YOUR GOAL
Find every line in the records that holds the string "time". Copy each one.

[Start of section]

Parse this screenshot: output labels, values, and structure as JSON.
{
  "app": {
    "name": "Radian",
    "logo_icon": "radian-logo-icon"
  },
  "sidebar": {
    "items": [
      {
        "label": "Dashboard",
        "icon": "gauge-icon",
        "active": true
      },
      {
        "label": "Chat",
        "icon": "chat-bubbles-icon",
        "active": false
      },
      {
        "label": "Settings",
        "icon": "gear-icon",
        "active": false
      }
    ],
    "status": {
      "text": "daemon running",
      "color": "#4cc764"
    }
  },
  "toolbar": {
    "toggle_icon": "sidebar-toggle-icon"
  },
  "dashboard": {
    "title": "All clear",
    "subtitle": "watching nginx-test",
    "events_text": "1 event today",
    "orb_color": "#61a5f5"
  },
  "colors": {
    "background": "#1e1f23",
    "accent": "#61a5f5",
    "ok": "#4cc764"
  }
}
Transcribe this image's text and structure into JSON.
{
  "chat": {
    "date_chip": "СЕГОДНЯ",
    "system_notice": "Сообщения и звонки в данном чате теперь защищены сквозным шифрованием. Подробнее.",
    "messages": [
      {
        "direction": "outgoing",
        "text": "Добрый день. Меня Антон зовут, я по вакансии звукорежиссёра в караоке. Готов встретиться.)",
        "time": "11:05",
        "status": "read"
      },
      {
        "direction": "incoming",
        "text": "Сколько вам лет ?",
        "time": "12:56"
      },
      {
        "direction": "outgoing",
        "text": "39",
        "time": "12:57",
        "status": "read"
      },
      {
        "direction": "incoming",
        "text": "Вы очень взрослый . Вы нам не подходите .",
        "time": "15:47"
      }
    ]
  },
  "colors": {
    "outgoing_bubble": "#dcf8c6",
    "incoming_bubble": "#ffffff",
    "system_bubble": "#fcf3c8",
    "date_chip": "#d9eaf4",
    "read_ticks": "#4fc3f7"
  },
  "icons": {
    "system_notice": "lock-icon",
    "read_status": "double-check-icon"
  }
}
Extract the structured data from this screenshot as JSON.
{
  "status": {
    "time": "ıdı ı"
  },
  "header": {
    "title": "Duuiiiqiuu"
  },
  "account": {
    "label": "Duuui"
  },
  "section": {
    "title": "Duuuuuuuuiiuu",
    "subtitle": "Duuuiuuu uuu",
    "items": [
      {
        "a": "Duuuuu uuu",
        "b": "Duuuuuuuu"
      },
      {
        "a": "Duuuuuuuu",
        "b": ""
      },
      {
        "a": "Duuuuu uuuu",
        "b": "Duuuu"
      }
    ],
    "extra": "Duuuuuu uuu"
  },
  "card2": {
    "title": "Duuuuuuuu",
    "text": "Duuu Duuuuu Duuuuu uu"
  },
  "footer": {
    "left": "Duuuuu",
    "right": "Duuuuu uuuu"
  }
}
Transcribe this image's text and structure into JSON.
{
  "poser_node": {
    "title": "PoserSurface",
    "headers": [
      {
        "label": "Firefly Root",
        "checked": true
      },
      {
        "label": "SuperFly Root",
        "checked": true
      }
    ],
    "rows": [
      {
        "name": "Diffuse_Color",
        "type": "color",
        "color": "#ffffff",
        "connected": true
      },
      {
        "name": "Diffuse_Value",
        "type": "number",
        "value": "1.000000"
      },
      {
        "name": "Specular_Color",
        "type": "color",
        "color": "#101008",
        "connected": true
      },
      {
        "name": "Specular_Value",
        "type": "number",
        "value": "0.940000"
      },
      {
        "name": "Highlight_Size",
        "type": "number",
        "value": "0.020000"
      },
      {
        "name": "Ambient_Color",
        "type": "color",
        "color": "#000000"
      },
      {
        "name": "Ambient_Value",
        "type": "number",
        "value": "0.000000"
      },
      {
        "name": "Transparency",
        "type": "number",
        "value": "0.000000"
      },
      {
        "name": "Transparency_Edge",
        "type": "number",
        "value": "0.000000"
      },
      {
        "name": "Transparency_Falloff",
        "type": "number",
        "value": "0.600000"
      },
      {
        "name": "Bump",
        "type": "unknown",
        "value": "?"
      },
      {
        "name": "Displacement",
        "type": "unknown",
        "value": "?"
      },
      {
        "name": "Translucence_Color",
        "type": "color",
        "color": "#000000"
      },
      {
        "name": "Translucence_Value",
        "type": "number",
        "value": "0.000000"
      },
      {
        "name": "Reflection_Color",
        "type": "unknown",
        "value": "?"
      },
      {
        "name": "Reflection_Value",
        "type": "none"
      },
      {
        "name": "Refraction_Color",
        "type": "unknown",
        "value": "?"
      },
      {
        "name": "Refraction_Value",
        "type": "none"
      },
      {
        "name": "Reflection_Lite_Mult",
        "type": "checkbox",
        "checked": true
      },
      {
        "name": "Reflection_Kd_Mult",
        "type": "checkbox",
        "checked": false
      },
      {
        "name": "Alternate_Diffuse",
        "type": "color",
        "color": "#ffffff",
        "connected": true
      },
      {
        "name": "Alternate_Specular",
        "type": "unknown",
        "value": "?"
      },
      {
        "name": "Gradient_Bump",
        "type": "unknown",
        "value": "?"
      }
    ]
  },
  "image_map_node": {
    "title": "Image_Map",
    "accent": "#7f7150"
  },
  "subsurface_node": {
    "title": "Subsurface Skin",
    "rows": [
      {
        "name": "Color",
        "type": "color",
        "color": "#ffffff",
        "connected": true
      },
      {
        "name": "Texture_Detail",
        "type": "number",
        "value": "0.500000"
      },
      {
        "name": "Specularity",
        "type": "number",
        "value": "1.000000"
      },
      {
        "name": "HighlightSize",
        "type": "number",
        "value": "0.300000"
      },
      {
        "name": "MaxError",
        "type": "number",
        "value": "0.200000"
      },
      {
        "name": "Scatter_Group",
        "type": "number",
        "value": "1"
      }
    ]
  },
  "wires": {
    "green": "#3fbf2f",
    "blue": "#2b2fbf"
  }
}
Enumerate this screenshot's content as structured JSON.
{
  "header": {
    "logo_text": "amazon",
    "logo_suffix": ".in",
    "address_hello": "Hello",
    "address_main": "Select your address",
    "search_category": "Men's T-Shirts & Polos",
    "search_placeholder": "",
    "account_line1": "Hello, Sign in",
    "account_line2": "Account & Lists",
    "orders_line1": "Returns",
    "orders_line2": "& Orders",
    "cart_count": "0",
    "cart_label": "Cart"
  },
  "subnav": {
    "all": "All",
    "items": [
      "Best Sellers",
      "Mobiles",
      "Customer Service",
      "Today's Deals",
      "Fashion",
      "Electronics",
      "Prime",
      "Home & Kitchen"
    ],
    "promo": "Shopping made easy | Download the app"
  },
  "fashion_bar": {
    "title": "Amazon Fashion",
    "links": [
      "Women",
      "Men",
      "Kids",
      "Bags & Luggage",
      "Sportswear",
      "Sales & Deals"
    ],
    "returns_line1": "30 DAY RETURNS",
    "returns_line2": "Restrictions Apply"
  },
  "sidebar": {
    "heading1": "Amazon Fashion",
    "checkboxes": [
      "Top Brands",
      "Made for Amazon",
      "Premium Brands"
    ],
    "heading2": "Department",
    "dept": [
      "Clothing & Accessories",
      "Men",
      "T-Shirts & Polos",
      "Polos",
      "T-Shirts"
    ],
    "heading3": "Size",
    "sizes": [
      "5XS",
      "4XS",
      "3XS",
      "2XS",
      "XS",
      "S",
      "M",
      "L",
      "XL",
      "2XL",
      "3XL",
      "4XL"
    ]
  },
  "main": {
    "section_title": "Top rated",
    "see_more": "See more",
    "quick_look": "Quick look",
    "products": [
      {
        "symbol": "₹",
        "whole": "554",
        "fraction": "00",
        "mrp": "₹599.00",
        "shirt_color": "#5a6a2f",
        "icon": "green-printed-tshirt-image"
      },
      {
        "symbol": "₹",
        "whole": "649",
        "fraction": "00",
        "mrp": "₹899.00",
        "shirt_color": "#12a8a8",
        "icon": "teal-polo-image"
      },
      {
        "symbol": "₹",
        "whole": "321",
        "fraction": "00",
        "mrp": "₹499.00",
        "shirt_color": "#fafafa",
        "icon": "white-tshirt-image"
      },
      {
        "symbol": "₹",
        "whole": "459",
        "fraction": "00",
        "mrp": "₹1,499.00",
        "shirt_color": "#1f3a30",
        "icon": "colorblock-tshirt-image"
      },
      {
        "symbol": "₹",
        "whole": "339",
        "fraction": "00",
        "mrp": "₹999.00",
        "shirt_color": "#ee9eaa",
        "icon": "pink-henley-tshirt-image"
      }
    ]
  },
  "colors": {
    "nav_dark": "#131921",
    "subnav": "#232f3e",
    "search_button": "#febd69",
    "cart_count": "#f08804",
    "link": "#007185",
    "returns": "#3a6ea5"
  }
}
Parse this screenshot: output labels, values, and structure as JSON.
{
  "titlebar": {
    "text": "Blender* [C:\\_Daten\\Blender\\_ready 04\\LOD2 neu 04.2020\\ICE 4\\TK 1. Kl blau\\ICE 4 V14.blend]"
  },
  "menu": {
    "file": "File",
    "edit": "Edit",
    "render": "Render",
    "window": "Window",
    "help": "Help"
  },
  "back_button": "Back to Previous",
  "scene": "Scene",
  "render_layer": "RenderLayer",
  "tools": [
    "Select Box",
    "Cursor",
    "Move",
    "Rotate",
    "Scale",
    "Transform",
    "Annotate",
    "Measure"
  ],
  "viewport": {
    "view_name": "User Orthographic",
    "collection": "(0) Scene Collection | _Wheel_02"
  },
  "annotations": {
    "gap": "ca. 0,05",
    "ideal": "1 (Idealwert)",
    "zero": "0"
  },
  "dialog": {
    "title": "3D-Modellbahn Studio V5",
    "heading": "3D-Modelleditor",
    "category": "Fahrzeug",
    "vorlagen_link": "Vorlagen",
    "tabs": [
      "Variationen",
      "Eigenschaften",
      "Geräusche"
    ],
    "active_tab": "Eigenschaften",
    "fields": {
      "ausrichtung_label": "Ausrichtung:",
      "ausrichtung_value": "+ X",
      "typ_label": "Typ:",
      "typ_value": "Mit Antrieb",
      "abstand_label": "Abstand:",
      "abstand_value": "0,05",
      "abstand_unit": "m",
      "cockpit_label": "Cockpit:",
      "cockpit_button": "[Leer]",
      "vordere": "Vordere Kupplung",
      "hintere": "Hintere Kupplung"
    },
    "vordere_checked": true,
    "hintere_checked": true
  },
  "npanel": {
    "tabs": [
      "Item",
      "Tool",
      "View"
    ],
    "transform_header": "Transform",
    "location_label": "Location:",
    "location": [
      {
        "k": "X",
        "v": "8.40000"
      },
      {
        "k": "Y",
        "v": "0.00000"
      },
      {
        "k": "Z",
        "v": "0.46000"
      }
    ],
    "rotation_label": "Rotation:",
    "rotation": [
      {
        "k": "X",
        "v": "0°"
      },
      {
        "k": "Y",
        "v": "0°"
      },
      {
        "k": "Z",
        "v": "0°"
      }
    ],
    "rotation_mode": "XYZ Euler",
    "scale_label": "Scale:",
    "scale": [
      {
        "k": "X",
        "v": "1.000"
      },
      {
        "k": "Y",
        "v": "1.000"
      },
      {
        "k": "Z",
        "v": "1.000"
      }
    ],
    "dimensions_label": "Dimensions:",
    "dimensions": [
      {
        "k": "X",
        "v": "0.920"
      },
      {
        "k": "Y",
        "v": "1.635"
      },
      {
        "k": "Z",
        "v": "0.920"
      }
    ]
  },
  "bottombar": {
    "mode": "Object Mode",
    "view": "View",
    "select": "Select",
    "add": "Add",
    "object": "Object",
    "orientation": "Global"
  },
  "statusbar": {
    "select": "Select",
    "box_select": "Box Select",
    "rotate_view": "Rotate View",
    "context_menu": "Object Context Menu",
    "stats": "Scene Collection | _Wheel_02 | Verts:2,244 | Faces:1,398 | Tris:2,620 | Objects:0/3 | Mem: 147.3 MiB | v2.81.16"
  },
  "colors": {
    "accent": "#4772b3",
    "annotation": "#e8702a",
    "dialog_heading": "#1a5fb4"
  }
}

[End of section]

ANSWER SPACE
        "time": "11:05",
        "time": "12:56"
        "time": "12:57",
        "time": "15:47"
    "time": "ıdı ı"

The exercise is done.